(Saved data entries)
○ ○ ○

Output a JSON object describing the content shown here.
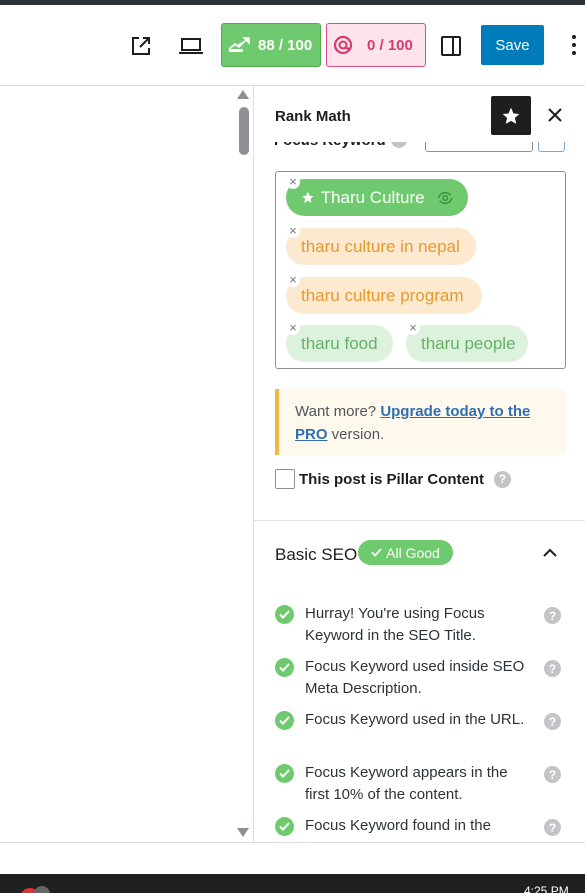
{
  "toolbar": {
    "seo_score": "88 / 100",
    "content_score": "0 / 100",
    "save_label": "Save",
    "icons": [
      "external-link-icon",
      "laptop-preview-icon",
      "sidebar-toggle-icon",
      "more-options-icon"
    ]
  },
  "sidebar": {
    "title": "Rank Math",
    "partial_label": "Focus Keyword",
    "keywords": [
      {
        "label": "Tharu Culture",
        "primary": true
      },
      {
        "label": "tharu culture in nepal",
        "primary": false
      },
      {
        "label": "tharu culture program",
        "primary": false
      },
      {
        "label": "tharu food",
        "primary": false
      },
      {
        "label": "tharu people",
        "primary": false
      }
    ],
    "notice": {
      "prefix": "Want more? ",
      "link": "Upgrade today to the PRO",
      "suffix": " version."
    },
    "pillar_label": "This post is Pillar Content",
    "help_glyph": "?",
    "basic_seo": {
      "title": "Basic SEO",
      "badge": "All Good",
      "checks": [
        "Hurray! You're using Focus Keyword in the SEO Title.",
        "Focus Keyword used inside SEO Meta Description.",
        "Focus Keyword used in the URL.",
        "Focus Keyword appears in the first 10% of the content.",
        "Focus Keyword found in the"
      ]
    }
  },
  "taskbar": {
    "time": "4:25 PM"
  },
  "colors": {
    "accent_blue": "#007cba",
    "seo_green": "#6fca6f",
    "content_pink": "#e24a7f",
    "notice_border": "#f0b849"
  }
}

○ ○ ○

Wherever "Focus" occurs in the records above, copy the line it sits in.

    "partial_label": "Focus Keyword",
        "Hurray! You're using Focus Keyword in the SEO Title.",
        "Focus Keyword used inside SEO Meta Description.",
        "Focus Keyword used in the URL.",
        "Focus Keyword appears in the first 10% of the content.",
        "Focus Keyword found in the"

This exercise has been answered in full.